__Exercise objective__: Pull every line containing "mnemonic" out of the material below.

__Material shown__:
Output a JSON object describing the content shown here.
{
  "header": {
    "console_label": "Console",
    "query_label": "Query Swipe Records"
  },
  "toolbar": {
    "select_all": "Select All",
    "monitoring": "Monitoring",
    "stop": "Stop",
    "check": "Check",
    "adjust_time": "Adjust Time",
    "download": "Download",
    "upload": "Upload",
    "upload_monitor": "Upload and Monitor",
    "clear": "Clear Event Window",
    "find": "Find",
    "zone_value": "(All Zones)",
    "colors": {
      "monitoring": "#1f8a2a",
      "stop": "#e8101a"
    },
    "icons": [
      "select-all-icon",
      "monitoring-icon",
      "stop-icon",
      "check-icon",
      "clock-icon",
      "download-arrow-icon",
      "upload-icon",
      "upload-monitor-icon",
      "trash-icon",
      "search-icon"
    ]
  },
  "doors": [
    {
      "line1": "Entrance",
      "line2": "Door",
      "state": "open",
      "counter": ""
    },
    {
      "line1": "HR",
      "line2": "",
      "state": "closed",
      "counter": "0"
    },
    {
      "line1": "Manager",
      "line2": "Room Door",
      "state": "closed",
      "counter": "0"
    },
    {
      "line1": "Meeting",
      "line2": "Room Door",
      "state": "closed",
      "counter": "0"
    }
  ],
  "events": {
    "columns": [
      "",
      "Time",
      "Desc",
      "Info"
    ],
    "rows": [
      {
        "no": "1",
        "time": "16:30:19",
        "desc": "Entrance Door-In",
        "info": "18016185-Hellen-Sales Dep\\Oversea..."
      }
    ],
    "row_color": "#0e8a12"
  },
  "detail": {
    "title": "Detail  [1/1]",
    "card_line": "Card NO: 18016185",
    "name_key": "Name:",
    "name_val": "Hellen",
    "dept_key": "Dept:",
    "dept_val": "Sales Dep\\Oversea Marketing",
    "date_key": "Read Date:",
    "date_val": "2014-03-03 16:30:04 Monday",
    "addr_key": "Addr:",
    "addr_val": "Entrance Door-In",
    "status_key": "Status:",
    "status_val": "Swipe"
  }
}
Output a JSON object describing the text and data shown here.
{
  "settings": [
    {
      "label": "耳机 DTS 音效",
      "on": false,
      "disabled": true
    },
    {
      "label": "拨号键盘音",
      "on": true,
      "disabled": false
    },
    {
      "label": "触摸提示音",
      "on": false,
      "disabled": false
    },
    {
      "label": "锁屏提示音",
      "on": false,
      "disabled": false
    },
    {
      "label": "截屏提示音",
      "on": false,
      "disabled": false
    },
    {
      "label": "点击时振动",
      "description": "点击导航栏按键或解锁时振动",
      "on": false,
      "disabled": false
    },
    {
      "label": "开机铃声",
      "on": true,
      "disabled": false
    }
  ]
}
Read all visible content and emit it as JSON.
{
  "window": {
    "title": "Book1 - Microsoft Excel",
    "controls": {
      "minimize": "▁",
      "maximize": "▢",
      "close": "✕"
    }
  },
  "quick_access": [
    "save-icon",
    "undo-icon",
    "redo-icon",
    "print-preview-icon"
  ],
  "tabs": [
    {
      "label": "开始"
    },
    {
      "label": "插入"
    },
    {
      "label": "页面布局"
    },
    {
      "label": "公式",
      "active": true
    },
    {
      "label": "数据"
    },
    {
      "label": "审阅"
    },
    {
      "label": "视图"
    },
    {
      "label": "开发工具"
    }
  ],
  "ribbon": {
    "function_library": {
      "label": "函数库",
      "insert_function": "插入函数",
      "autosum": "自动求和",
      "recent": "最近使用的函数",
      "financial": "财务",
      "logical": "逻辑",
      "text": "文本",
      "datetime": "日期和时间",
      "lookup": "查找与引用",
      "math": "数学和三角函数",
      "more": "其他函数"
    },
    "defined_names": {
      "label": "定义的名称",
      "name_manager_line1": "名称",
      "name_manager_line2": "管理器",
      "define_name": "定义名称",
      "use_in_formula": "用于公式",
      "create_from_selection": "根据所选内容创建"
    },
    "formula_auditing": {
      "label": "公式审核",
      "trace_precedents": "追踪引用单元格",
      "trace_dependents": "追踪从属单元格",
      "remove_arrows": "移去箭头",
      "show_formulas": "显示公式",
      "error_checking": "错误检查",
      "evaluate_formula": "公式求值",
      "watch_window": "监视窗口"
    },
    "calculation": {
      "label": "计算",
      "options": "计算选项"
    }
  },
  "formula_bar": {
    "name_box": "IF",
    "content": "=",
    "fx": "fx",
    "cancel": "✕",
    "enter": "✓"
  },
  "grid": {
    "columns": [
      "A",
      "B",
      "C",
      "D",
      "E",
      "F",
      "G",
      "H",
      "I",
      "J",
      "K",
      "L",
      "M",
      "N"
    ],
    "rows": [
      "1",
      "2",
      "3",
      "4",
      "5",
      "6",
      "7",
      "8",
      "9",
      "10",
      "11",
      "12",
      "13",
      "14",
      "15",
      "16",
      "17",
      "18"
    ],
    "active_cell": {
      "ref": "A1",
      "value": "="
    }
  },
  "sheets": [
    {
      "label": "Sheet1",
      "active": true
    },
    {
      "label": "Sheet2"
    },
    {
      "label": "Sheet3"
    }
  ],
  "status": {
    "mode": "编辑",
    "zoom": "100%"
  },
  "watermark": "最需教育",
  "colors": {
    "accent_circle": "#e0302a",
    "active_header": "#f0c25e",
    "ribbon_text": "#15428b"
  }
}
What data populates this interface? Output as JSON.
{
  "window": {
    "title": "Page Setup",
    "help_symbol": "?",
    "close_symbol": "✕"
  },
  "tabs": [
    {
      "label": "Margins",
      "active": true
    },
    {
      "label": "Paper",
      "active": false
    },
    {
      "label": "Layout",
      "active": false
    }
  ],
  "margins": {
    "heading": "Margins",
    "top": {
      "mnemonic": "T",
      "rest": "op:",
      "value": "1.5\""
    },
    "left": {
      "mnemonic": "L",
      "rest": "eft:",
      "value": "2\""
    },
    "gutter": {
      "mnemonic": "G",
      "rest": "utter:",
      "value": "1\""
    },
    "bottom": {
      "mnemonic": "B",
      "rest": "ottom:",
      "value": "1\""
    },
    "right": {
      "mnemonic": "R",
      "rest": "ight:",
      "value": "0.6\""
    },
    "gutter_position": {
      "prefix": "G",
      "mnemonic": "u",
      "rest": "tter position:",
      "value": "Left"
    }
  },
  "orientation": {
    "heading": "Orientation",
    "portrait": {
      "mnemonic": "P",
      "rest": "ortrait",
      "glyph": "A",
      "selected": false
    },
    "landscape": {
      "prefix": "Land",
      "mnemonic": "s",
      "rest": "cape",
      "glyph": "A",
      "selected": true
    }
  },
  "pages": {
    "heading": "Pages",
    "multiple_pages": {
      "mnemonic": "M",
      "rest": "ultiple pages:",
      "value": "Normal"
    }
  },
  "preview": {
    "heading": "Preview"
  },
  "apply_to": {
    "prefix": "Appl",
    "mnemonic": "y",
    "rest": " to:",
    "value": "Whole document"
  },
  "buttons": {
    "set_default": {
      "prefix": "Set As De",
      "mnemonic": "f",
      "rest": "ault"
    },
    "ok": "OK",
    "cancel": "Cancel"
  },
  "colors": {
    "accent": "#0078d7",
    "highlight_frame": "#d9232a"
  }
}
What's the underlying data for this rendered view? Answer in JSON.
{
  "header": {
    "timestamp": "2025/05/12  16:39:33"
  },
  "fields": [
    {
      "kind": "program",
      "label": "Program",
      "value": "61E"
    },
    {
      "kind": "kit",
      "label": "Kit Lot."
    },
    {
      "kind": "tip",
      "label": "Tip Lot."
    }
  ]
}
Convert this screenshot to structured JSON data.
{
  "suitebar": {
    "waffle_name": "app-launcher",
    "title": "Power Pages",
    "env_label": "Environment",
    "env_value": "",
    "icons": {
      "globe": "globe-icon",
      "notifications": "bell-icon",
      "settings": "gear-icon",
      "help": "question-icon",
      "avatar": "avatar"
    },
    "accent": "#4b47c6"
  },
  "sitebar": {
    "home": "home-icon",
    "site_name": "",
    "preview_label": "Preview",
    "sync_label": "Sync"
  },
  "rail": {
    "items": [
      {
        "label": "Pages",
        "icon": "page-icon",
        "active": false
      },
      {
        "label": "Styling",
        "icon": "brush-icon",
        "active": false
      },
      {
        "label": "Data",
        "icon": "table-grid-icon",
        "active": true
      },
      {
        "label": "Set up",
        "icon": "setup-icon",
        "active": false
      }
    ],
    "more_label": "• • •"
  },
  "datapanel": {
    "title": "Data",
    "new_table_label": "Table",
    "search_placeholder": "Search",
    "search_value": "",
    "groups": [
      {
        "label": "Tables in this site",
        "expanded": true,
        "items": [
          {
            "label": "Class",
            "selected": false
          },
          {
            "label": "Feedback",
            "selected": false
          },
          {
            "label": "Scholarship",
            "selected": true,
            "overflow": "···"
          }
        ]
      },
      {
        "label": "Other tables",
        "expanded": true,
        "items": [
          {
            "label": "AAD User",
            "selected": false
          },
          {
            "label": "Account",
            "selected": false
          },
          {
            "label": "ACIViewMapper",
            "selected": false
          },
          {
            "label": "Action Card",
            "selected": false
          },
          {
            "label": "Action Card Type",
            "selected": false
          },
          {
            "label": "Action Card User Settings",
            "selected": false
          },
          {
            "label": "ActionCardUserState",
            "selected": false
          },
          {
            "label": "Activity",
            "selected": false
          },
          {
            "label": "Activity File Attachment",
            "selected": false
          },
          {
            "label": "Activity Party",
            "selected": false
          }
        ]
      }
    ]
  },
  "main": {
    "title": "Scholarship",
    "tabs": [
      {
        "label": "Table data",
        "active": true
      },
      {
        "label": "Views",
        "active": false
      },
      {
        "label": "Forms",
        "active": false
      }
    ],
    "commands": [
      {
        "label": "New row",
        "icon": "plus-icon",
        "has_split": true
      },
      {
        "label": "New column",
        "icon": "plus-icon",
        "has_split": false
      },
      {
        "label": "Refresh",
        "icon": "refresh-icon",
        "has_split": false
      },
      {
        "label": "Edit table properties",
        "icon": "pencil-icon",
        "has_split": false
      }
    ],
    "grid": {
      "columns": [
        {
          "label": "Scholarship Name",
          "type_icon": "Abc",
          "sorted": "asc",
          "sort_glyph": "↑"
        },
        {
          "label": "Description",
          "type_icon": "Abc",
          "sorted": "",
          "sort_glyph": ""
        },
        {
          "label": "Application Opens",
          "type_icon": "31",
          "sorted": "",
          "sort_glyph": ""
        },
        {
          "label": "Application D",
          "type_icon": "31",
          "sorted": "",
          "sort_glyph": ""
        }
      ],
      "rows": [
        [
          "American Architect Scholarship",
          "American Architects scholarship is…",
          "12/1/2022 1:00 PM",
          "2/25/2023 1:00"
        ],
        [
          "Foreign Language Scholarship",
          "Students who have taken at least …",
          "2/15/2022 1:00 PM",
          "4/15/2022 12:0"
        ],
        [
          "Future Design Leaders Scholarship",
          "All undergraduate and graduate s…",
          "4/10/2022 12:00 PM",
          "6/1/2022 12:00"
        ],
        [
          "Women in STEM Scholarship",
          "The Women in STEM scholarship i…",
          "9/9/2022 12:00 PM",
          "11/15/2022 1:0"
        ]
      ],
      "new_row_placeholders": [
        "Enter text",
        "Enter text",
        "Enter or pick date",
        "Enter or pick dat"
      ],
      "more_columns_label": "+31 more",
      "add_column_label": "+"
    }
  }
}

__Solution__:
      "mnemonic": "T",
      "mnemonic": "L",
      "mnemonic": "G",
      "mnemonic": "B",
      "mnemonic": "R",
      "mnemonic": "u",
      "mnemonic": "P",
      "mnemonic": "s",
      "mnemonic": "M",
    "mnemonic": "y",
      "mnemonic": "f",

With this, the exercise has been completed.